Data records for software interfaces
------------------------------------------------------------------------
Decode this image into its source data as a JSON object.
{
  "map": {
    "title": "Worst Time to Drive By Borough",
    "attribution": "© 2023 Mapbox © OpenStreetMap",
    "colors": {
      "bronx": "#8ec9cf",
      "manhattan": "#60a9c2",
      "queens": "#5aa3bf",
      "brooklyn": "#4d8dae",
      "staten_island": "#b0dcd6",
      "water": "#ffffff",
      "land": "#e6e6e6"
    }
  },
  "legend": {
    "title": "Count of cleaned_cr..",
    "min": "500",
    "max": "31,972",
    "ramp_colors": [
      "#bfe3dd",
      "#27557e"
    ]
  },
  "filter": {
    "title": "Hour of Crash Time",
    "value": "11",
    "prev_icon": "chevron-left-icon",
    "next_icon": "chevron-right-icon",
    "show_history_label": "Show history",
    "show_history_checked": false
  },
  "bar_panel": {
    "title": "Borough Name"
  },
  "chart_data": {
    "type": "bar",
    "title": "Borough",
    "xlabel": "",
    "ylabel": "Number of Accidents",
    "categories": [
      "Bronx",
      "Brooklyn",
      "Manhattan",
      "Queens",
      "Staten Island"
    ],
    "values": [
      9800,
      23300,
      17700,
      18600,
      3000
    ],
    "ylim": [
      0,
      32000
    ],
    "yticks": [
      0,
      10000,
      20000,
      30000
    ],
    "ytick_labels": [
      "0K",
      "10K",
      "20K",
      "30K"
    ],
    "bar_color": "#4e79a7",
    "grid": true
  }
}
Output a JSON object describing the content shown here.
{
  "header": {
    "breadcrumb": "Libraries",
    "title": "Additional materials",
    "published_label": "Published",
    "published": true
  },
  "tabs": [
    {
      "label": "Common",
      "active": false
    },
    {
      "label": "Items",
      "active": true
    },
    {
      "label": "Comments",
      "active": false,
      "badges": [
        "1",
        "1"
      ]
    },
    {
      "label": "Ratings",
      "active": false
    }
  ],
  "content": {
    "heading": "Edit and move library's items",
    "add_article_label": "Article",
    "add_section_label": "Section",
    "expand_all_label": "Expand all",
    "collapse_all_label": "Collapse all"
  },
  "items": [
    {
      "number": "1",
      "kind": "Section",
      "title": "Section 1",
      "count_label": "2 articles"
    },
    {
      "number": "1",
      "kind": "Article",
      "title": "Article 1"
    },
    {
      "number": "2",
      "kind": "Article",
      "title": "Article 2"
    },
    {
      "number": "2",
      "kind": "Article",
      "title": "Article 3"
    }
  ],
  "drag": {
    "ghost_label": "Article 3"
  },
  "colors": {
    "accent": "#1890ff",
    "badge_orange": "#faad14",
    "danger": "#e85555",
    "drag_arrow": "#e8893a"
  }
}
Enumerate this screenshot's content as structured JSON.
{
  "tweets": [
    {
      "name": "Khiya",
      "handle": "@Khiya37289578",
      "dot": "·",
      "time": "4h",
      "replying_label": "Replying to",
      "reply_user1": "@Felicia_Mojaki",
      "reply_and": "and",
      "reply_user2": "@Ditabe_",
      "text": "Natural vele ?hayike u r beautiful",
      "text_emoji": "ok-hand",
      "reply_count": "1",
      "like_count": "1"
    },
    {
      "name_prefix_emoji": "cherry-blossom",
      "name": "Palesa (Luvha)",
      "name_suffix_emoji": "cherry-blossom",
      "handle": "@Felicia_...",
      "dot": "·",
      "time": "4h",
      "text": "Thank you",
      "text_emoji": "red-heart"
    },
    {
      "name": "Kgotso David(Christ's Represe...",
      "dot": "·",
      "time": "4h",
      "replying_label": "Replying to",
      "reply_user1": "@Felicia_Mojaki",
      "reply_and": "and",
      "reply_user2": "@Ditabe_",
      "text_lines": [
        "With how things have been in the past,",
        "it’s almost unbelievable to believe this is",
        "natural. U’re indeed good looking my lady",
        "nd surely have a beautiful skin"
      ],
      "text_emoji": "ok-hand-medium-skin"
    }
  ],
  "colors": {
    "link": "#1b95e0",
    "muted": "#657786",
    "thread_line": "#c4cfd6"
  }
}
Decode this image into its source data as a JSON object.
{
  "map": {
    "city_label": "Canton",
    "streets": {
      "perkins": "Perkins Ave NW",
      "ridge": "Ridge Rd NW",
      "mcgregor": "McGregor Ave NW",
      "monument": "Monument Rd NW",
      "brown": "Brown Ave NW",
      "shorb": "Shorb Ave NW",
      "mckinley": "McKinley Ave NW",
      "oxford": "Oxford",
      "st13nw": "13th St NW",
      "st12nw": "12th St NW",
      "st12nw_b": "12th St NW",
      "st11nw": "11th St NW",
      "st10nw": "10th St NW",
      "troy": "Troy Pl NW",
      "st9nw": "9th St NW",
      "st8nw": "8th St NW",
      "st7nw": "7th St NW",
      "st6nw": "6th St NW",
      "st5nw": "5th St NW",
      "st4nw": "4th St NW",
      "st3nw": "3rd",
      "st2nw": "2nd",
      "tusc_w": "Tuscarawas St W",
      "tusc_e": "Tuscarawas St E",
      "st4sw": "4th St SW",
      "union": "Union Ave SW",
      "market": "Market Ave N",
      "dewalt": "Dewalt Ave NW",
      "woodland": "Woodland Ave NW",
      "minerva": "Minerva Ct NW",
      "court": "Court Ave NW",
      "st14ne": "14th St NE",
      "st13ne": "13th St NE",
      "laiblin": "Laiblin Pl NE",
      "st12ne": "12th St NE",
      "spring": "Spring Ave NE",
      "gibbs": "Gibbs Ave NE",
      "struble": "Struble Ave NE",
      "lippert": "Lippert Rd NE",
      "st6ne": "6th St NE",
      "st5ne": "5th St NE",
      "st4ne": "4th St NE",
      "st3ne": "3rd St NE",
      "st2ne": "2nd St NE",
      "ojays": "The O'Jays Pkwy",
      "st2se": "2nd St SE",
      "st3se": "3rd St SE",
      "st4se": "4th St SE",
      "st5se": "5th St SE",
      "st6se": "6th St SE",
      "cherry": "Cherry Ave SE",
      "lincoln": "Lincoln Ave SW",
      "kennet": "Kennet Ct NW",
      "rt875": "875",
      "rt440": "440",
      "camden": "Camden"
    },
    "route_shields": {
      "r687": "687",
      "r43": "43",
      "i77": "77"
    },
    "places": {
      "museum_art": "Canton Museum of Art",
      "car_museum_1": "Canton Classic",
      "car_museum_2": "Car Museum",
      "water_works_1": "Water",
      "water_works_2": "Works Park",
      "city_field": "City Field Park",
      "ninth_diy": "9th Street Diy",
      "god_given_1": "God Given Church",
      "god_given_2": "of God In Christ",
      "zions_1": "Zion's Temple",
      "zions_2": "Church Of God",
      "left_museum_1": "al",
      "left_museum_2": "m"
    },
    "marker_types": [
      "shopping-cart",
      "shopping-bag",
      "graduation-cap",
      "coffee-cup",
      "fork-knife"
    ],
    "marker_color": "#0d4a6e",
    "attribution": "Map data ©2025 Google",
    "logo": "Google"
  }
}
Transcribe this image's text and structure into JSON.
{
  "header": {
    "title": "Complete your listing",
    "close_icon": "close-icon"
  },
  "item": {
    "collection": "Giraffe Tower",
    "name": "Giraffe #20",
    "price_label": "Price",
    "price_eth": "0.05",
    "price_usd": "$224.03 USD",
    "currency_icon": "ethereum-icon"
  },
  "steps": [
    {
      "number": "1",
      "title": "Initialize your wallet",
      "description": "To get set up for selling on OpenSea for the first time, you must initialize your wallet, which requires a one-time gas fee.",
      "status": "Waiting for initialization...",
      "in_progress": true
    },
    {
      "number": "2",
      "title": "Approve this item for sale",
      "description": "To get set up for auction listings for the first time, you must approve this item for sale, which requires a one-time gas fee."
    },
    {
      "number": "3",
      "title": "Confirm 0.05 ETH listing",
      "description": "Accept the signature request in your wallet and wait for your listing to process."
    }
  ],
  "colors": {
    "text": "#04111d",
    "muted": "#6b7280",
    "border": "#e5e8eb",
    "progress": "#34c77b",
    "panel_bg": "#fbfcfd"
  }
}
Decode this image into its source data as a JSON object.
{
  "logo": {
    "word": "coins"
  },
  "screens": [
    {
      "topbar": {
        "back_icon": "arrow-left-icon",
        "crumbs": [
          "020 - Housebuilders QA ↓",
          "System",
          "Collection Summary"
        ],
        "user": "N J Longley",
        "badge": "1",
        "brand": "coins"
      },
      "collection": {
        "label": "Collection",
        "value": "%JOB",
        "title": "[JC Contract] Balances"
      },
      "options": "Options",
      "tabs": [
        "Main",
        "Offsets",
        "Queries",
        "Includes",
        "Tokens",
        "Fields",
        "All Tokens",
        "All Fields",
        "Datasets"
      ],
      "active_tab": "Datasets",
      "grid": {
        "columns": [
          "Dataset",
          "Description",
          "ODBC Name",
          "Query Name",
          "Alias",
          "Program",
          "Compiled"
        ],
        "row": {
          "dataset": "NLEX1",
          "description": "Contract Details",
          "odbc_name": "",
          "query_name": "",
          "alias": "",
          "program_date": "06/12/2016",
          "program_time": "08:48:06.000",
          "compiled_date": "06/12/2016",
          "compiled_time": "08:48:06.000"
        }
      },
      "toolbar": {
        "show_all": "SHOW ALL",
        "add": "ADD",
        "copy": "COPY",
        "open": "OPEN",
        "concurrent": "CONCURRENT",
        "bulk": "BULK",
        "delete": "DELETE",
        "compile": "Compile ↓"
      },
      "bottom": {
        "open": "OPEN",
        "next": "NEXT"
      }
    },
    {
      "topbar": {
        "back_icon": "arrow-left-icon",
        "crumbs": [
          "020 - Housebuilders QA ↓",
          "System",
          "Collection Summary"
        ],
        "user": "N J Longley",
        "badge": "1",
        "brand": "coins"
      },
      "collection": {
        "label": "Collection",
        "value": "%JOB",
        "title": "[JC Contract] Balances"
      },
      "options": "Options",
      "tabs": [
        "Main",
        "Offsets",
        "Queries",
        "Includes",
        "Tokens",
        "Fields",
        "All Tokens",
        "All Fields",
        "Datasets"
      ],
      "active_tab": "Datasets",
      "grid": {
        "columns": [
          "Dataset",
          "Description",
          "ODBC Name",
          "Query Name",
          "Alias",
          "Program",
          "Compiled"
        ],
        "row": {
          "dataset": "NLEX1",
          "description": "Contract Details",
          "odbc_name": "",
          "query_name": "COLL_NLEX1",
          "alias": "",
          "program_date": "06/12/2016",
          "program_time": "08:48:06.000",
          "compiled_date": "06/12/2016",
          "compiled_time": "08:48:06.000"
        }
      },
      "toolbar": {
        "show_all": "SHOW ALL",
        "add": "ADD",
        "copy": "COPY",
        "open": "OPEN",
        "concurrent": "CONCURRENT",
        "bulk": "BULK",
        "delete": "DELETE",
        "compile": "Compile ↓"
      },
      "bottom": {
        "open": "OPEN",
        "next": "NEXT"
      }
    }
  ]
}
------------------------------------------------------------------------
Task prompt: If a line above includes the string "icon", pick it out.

Answer to this exercise:
    "prev_icon": "chevron-left-icon",
    "next_icon": "chevron-right-icon",
    "close_icon": "close-icon"
    "currency_icon": "ethereum-icon"
        "back_icon": "arrow-left-icon",
        "back_icon": "arrow-left-icon",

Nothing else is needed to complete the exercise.